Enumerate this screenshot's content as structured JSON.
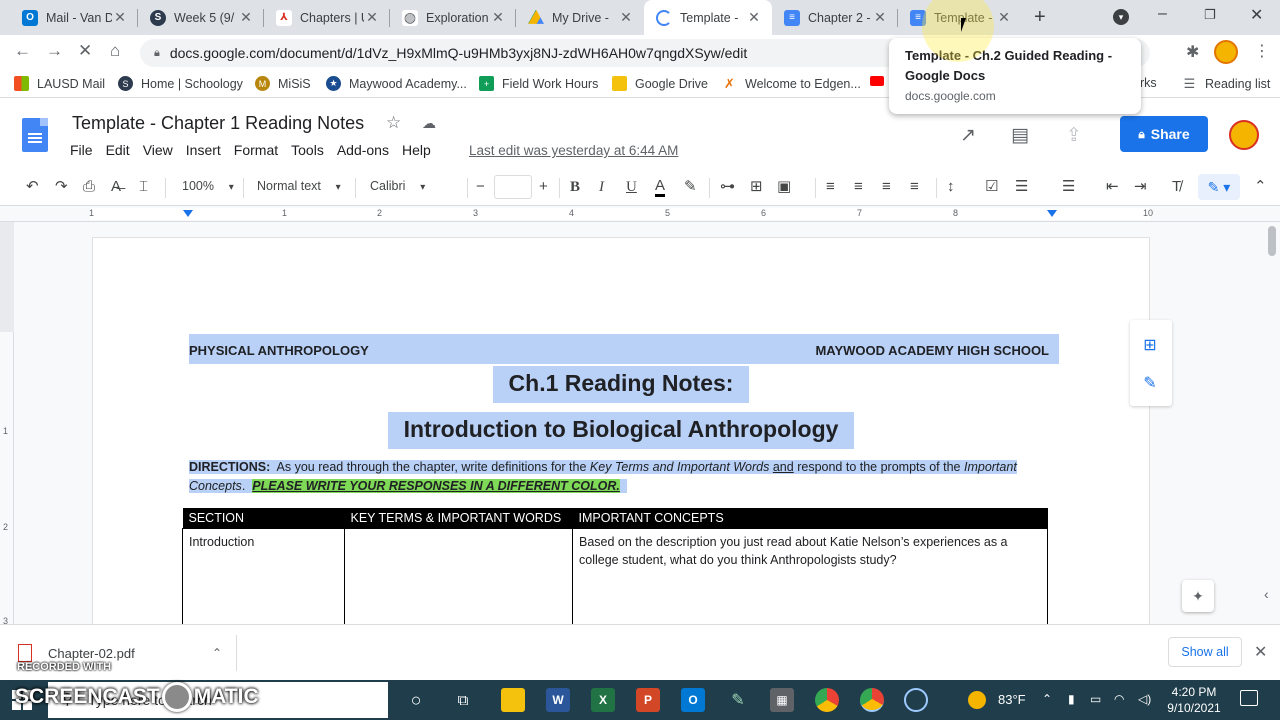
{
  "browser": {
    "tabs": [
      {
        "title": "Mail - Van D",
        "icon": "outlook-icon",
        "color": "#0078d4"
      },
      {
        "title": "Week 5 (9/",
        "icon": "schoology-icon",
        "color": "#2e3b4e"
      },
      {
        "title": "Chapters | U",
        "icon": "pdf-icon",
        "color": "#d93025"
      },
      {
        "title": "Exploration",
        "icon": "globe-icon",
        "color": "#5f6368"
      },
      {
        "title": "My Drive -",
        "icon": "drive-icon",
        "color": "#0f9d58"
      },
      {
        "title": "Template -",
        "icon": "loading-icon",
        "color": "#4285f4"
      },
      {
        "title": "Chapter 2 -",
        "icon": "docs-icon",
        "color": "#4285f4"
      },
      {
        "title": "Template -",
        "icon": "docs-icon",
        "color": "#4285f4"
      }
    ],
    "url": "docs.google.com/document/d/1dVz_H9xMlmQ-u9HMb3yxj8NJ-zdWH6AH0w7qngdXSyw/edit",
    "tooltip": {
      "title": "Template - Ch.2 Guided Reading - Google Docs",
      "url": "docs.google.com"
    },
    "bookmarks": [
      {
        "label": "LAUSD Mail",
        "icon": "windows-icon",
        "color": "#0078d4"
      },
      {
        "label": "Home | Schoology",
        "icon": "schoology-icon",
        "color": "#2e3b4e"
      },
      {
        "label": "MiSiS",
        "icon": "misis-icon",
        "color": "#b8860b"
      },
      {
        "label": "Maywood Academy...",
        "icon": "school-icon",
        "color": "#1a4d8f"
      },
      {
        "label": "Field Work Hours",
        "icon": "sheets-icon",
        "color": "#0f9d58"
      },
      {
        "label": "Google Drive",
        "icon": "folder-icon",
        "color": "#f4c20d"
      },
      {
        "label": "Welcome to Edgen...",
        "icon": "edgenuity-icon",
        "color": "#e8710a"
      },
      {
        "label": "rks",
        "icon": "folder-icon",
        "color": "#f4c20d"
      },
      {
        "label": "Reading list",
        "icon": "reading-list-icon",
        "color": "#5f6368"
      }
    ]
  },
  "docs": {
    "title": "Template - Chapter 1 Reading Notes",
    "menu": [
      "File",
      "Edit",
      "View",
      "Insert",
      "Format",
      "Tools",
      "Add-ons",
      "Help"
    ],
    "last_edit": "Last edit was yesterday at 6:44 AM",
    "share_label": "Share",
    "toolbar": {
      "zoom": "100%",
      "style": "Normal text",
      "font": "Calibri",
      "bold": "B",
      "italic": "I",
      "underline": "U",
      "text_color": "A"
    },
    "ruler_numbers": [
      "1",
      "1",
      "2",
      "3",
      "4",
      "5",
      "6",
      "7",
      "8",
      "10"
    ],
    "vruler_numbers": [
      "1",
      "2",
      "3"
    ]
  },
  "document": {
    "header_left": "PHYSICAL ANTHROPOLOGY",
    "header_right": "MAYWOOD ACADEMY HIGH SCHOOL",
    "heading1": "Ch.1 Reading Notes:",
    "heading2": "Introduction to Biological Anthropology",
    "directions": {
      "label": "DIRECTIONS:",
      "text1": "As you read through the chapter, write definitions for the",
      "key_terms": "Key Terms and Important Words",
      "and": "and",
      "text2": "respond to the prompts of the",
      "concepts": "Important Concepts",
      "period": ".",
      "emphasis": "PLEASE WRITE YOUR RESPONSES IN A DIFFERENT COLOR."
    },
    "table": {
      "headers": [
        "SECTION",
        "KEY TERMS & IMPORTANT WORDS",
        "IMPORTANT CONCEPTS"
      ],
      "rows": [
        {
          "section": "Introduction",
          "key_terms": "",
          "concepts": "Based on the description you just read about Katie Nelson’s experiences as a college student, what do you think Anthropologists study?"
        }
      ]
    }
  },
  "downloads": {
    "file": "Chapter-02.pdf",
    "show_all": "Show all"
  },
  "taskbar": {
    "search_placeholder": "Type here to search",
    "temperature": "83°F",
    "time": "4:20 PM",
    "date": "9/10/2021"
  },
  "watermark": {
    "recorded_with": "RECORDED WITH",
    "brand_a": "SCREENCAST",
    "brand_b": "MATIC"
  }
}
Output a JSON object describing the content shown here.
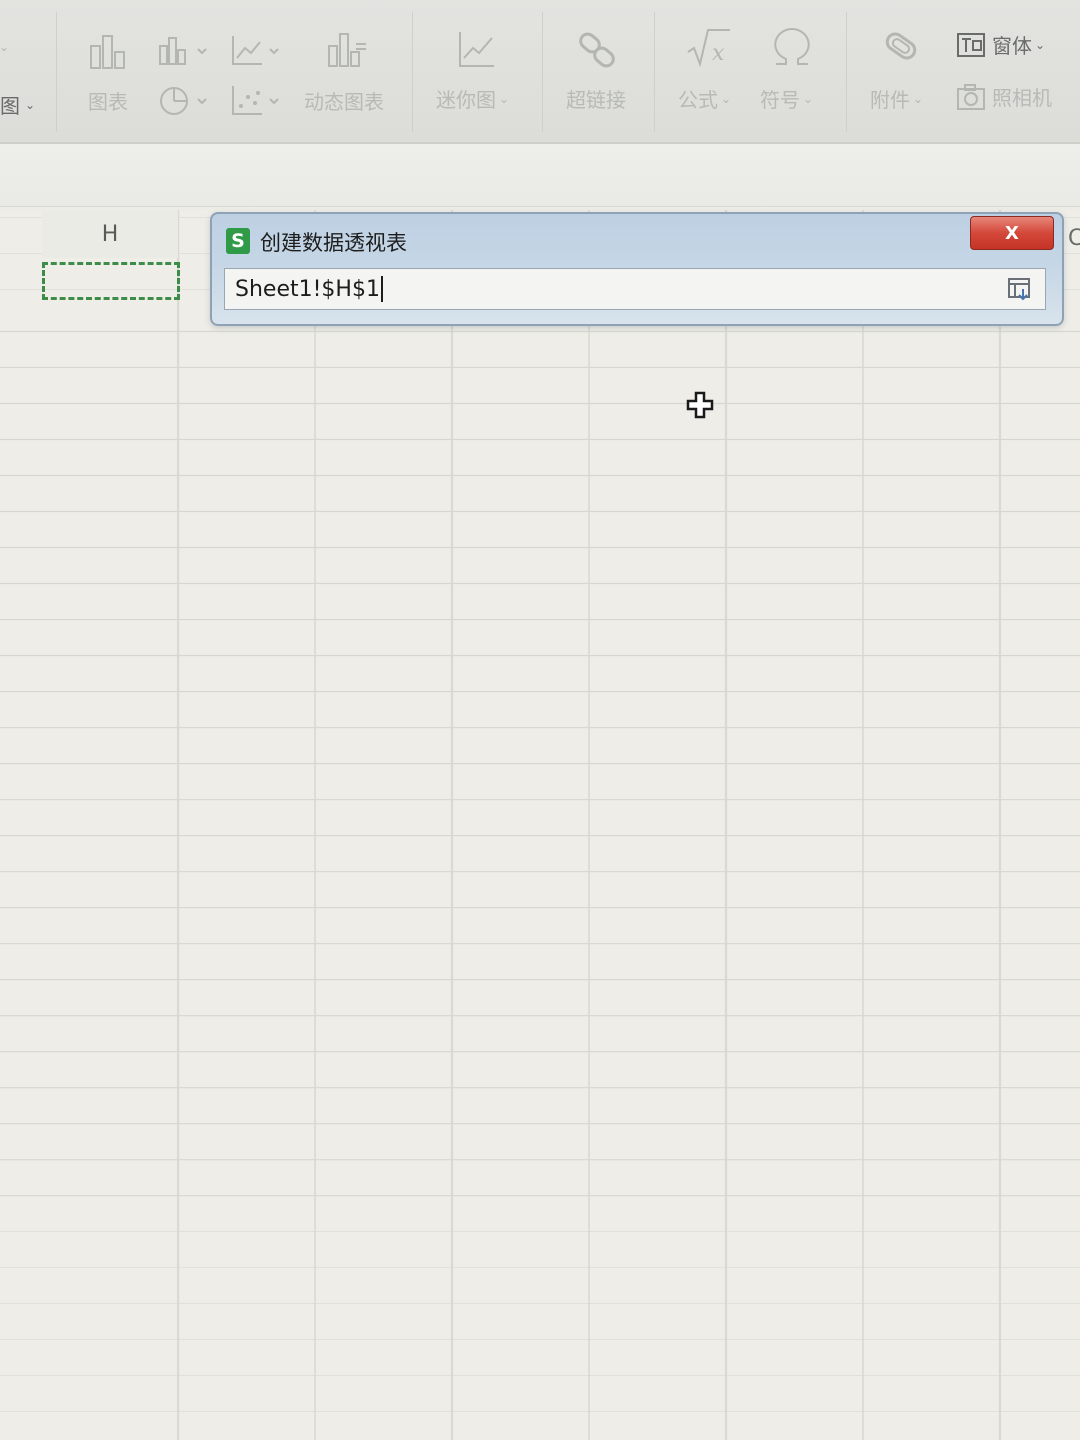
{
  "ribbon": {
    "left_cut_label": "图",
    "chart_label": "图表",
    "dynamic_chart_label": "动态图表",
    "sparkline_label": "迷你图",
    "hyperlink_label": "超链接",
    "formula_label": "公式",
    "symbol_label": "符号",
    "attachment_label": "附件",
    "window_body_label": "窗体",
    "camera_label": "照相机",
    "caret": "⌄"
  },
  "grid": {
    "column_header": "H",
    "right_edge_letter": "C"
  },
  "dialog": {
    "icon_letter": "S",
    "title": "创建数据透视表",
    "close_label": "X",
    "input_value": "Sheet1!$H$1"
  },
  "colors": {
    "selection_border": "#3d8c4a",
    "dialog_icon": "#2f9a48",
    "close_button": "#d4483a",
    "dialog_title_bar": "#c5d6e6"
  }
}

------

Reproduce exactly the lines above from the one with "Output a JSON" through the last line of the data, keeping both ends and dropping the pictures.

* Answer space
Output a JSON object describing the content shown here.
{
  "ribbon": {
    "left_cut_label": "图",
    "chart_label": "图表",
    "dynamic_chart_label": "动态图表",
    "sparkline_label": "迷你图",
    "hyperlink_label": "超链接",
    "formula_label": "公式",
    "symbol_label": "符号",
    "attachment_label": "附件",
    "window_body_label": "窗体",
    "camera_label": "照相机",
    "caret": "⌄"
  },
  "grid": {
    "column_header": "H",
    "right_edge_letter": "C"
  },
  "dialog": {
    "icon_letter": "S",
    "title": "创建数据透视表",
    "close_label": "X",
    "input_value": "Sheet1!$H$1"
  },
  "colors": {
    "selection_border": "#3d8c4a",
    "dialog_icon": "#2f9a48",
    "close_button": "#d4483a",
    "dialog_title_bar": "#c5d6e6"
  }
}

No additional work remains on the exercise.